━━━ Records for the task ━━━
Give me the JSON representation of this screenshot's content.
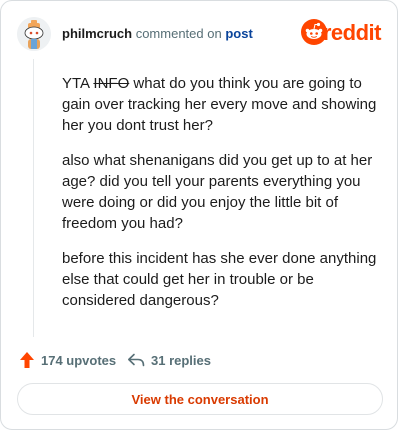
{
  "header": {
    "username": "philmcruch",
    "action": "commented on",
    "post_link": "post",
    "brand": "reddit",
    "avatar_icon": "snoo-avatar-icon",
    "brand_icon": "reddit-snoo-icon"
  },
  "comment": {
    "p1_lead": "YTA ",
    "p1_struck": "INFO",
    "p1_rest": " what do you think you are going to gain over tracking her every move and showing her you dont trust her?",
    "p2": "also what shenanigans did you get up to at her age? did you tell your parents everything you were doing or did you enjoy the little bit of freedom you had?",
    "p3": "before this incident has she ever done anything else that could get her in trouble or be considered dangerous?"
  },
  "footer": {
    "upvotes": "174 upvotes",
    "replies": "31 replies",
    "upvote_icon": "upvote-arrow-icon",
    "reply_icon": "reply-icon"
  },
  "cta": {
    "label": "View the conversation"
  },
  "colors": {
    "brand": "#ff4500",
    "cta_text": "#d93a00",
    "link": "#0a449b",
    "muted": "#576f76"
  }
}
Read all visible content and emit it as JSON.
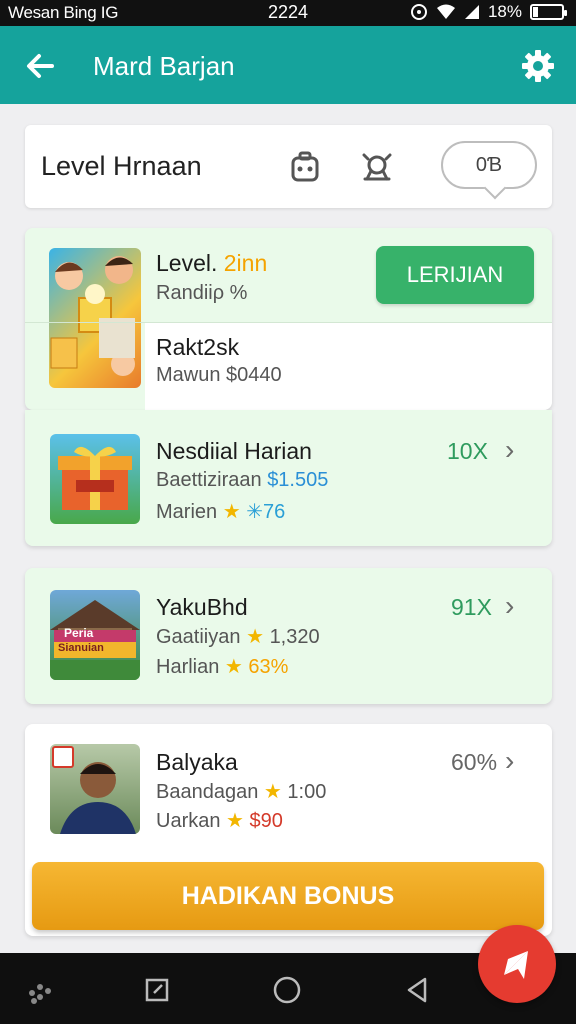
{
  "status_bar": {
    "left_text": "Wesan Bing IG",
    "time": "2224",
    "battery": "18%",
    "battery_fraction": 0.18
  },
  "app_bar": {
    "title": "Mard Barjan",
    "back_icon": "back-arrow-icon",
    "settings_icon": "gear-icon"
  },
  "level_header": {
    "label": "Level Hrnaan",
    "icons": [
      "robot-icon",
      "bot-icon"
    ],
    "pill_value": "0Ɓ"
  },
  "items": [
    {
      "title_prefix": "Level.",
      "title_accent": "2inn",
      "subtitle": "Randiiρ %",
      "button_label": "LERIJIAN",
      "second_title": "Rakt2sk",
      "second_sub": "Mawun $0440"
    },
    {
      "title": "Nesdiial Harian",
      "line1_label": "Baettiziraan",
      "line1_value": "$1.505",
      "line2_label": "Marien",
      "line2_value": "✳76",
      "percent": "10X"
    },
    {
      "title": "YakuBhd",
      "line1_label": "Gaatiiyan",
      "line1_value": "1,320",
      "line2_label": "Harlian",
      "line2_value": "63%",
      "percent": "91X",
      "thumb_text_top": "Peria",
      "thumb_text_bottom": "Sianuian"
    },
    {
      "title": "Balyaka",
      "line1_label": "Baandagan",
      "line1_value": "1:00",
      "line2_label": "Uarkan",
      "line2_value": "$90",
      "percent": "60%"
    }
  ],
  "bonus_button": "HADIKAN BONUS",
  "colors": {
    "app_bar": "#15a39c",
    "green_button": "#37b26a",
    "accent_orange": "#f5a300",
    "bonus": "#f0a920",
    "fab": "#e53b30"
  }
}
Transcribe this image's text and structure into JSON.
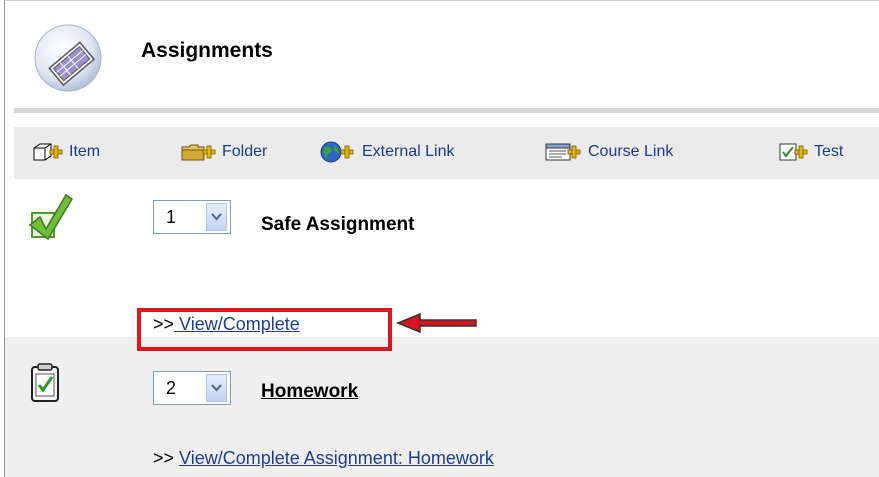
{
  "header": {
    "title": "Assignments"
  },
  "toolbar": {
    "item": "Item",
    "folder": "Folder",
    "external_link": "External Link",
    "course_link": "Course Link",
    "test": "Test"
  },
  "rows": [
    {
      "order": "1",
      "title": "Safe Assignment",
      "link_prefix": ">>",
      "link_text": " View/Complete"
    },
    {
      "order": "2",
      "title": "Homework",
      "link_prefix": ">>",
      "link_text": "View/Complete Assignment: Homework"
    }
  ],
  "colors": {
    "highlight": "#e3141b",
    "link": "#1c3f94"
  }
}
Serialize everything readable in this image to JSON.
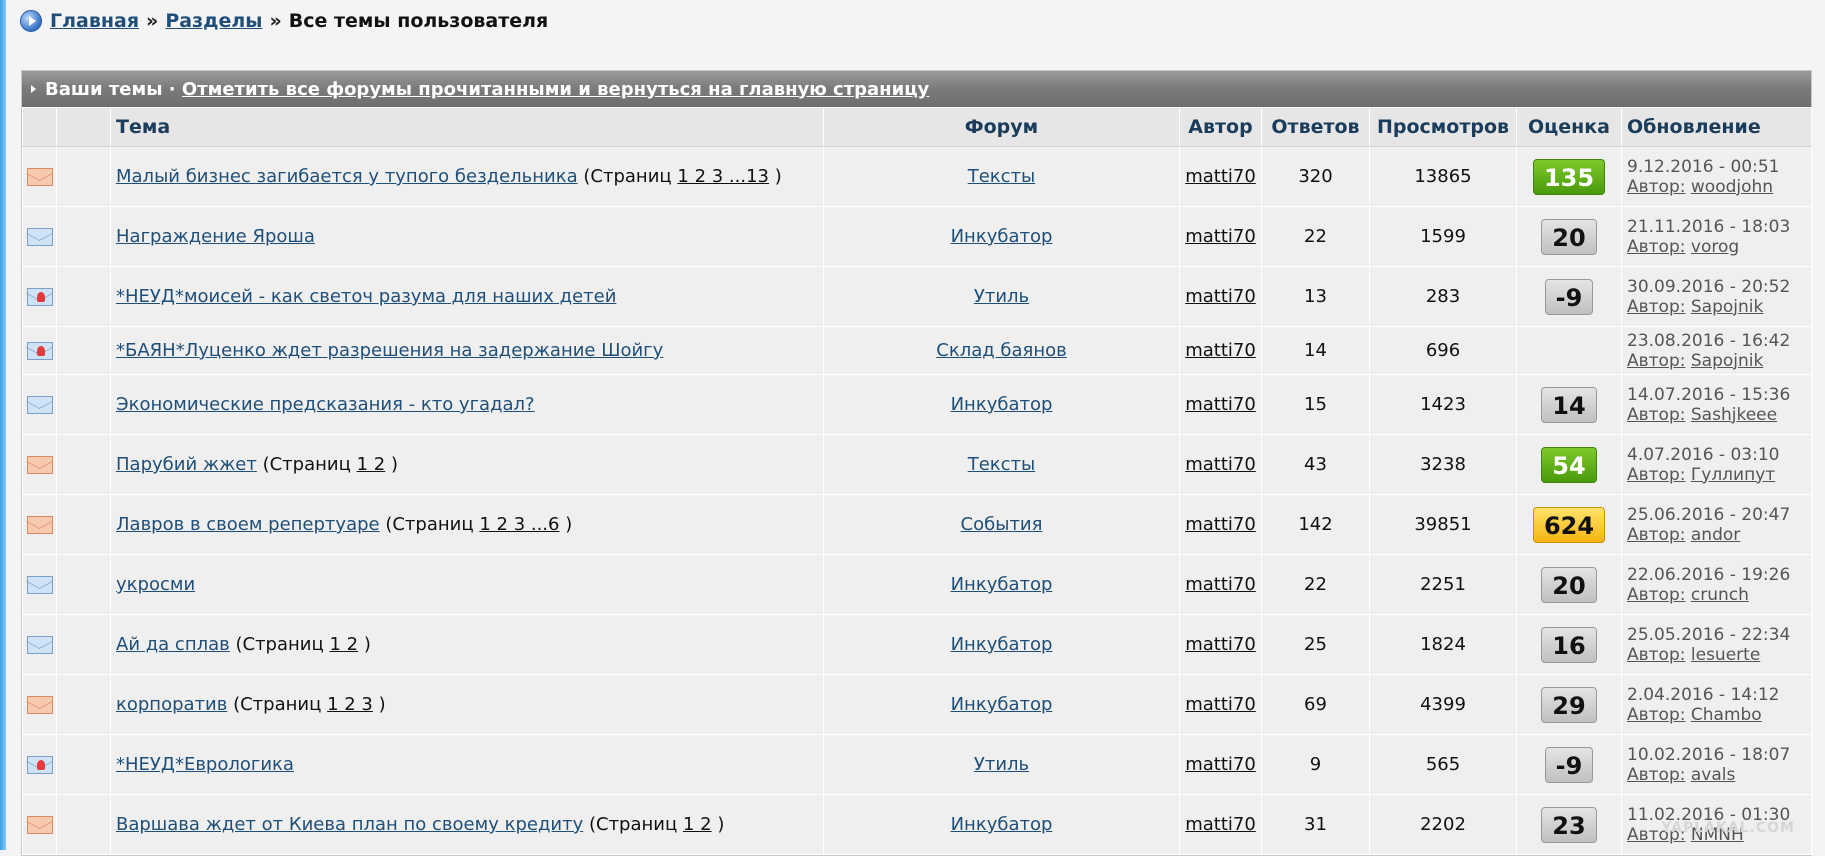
{
  "breadcrumb": {
    "home": "Главная",
    "sections": "Разделы",
    "separator": "»",
    "current": "Все темы пользователя"
  },
  "panel": {
    "title": "Ваши темы ·",
    "mark_all_link": "Отметить все форумы прочитанными и вернуться на главную страницу"
  },
  "columns": {
    "topic": "Тема",
    "forum": "Форум",
    "author": "Автор",
    "replies": "Ответов",
    "views": "Просмотров",
    "rating": "Оценка",
    "updated": "Обновление"
  },
  "pages_prefix": "(Страниц",
  "updated_author_prefix": "Автор:",
  "rows": [
    {
      "icon": "envelope-orange",
      "topic": "Малый бизнес загибается у тупого бездельника",
      "pages": "1 2 3 ...13",
      "forum": "Тексты",
      "author": "matti70",
      "replies": "320",
      "views": "13865",
      "rating": "135",
      "rating_color": "green",
      "updated": "9.12.2016 - 00:51",
      "updated_by": "woodjohn"
    },
    {
      "icon": "envelope-blue",
      "topic": "Награждение Яроша",
      "pages": "",
      "forum": "Инкубатор",
      "author": "matti70",
      "replies": "22",
      "views": "1599",
      "rating": "20",
      "rating_color": "grey",
      "updated": "21.11.2016 - 18:03",
      "updated_by": "vorog"
    },
    {
      "icon": "envelope-locked",
      "topic": "*НЕУД*моисей - как светоч разума для наших детей",
      "pages": "",
      "forum": "Утиль",
      "author": "matti70",
      "replies": "13",
      "views": "283",
      "rating": "-9",
      "rating_color": "grey",
      "updated": "30.09.2016 - 20:52",
      "updated_by": "Sapojnik"
    },
    {
      "icon": "envelope-locked",
      "topic": "*БАЯН*Луценко ждет разрешения на задержание Шойгу",
      "pages": "",
      "forum": "Склад баянов",
      "author": "matti70",
      "replies": "14",
      "views": "696",
      "rating": "",
      "rating_color": "none",
      "updated": "23.08.2016 - 16:42",
      "updated_by": "Sapojnik"
    },
    {
      "icon": "envelope-blue",
      "topic": "Экономические предсказания - кто угадал?",
      "pages": "",
      "forum": "Инкубатор",
      "author": "matti70",
      "replies": "15",
      "views": "1423",
      "rating": "14",
      "rating_color": "grey",
      "updated": "14.07.2016 - 15:36",
      "updated_by": "Sashjkeee"
    },
    {
      "icon": "envelope-orange",
      "topic": "Парубий жжет",
      "pages": "1 2",
      "forum": "Тексты",
      "author": "matti70",
      "replies": "43",
      "views": "3238",
      "rating": "54",
      "rating_color": "green",
      "updated": "4.07.2016 - 03:10",
      "updated_by": "Гуллипут"
    },
    {
      "icon": "envelope-orange",
      "topic": "Лавров в своем репертуаре",
      "pages": "1 2 3 ...6",
      "forum": "События",
      "author": "matti70",
      "replies": "142",
      "views": "39851",
      "rating": "624",
      "rating_color": "yellow",
      "updated": "25.06.2016 - 20:47",
      "updated_by": "andor"
    },
    {
      "icon": "envelope-blue",
      "topic": "укросми",
      "pages": "",
      "forum": "Инкубатор",
      "author": "matti70",
      "replies": "22",
      "views": "2251",
      "rating": "20",
      "rating_color": "grey",
      "updated": "22.06.2016 - 19:26",
      "updated_by": "crunch"
    },
    {
      "icon": "envelope-blue",
      "topic": "Ай да сплав",
      "pages": "1 2",
      "forum": "Инкубатор",
      "author": "matti70",
      "replies": "25",
      "views": "1824",
      "rating": "16",
      "rating_color": "grey",
      "updated": "25.05.2016 - 22:34",
      "updated_by": "lesuerte"
    },
    {
      "icon": "envelope-orange",
      "topic": "корпоратив",
      "pages": "1 2 3",
      "forum": "Инкубатор",
      "author": "matti70",
      "replies": "69",
      "views": "4399",
      "rating": "29",
      "rating_color": "grey",
      "updated": "2.04.2016 - 14:12",
      "updated_by": "Chambo"
    },
    {
      "icon": "envelope-locked",
      "topic": "*НЕУД*Еврологика",
      "pages": "",
      "forum": "Утиль",
      "author": "matti70",
      "replies": "9",
      "views": "565",
      "rating": "-9",
      "rating_color": "grey",
      "updated": "10.02.2016 - 18:07",
      "updated_by": "avals"
    },
    {
      "icon": "envelope-orange",
      "topic": "Варшава ждет от Киева план по своему кредиту",
      "pages": "1 2",
      "forum": "Инкубатор",
      "author": "matti70",
      "replies": "31",
      "views": "2202",
      "rating": "23",
      "rating_color": "grey",
      "updated": "11.02.2016 - 01:30",
      "updated_by": "NMNH"
    }
  ],
  "watermark": "YAPLAKAL.COM"
}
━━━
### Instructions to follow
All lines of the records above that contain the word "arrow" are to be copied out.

### Expected answer
    "upvote_icon": "upvote-arrow-icon",
    "back_icon": "back-arrow-icon",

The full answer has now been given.